Lift every line from the entries that includes the word "krisdayantilemos".

** Opening DATASET ENTRIES block **

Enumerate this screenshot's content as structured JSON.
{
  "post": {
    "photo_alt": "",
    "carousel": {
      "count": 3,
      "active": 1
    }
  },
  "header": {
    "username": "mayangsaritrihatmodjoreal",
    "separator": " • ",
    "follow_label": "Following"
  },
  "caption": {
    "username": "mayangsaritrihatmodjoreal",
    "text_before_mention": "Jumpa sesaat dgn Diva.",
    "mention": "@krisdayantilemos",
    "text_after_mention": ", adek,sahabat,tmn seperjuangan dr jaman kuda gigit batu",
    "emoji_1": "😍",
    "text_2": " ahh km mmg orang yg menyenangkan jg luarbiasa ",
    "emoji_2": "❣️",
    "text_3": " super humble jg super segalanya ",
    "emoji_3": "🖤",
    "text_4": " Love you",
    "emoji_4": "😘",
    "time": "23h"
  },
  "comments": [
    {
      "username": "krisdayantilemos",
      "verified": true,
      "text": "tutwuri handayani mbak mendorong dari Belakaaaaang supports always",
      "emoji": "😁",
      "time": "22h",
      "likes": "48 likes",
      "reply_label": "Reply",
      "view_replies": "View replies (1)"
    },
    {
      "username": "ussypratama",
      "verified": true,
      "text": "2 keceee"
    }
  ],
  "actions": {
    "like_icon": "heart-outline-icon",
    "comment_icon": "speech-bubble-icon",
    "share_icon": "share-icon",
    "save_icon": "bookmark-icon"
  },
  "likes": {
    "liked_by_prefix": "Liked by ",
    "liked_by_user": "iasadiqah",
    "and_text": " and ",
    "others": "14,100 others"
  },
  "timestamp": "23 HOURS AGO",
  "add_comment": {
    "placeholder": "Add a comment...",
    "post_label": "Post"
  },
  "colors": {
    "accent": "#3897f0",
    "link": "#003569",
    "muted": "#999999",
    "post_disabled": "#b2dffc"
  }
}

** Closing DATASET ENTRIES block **

• YOUR RESPONSE:
    "mention": "@krisdayantilemos",
      "username": "krisdayantilemos",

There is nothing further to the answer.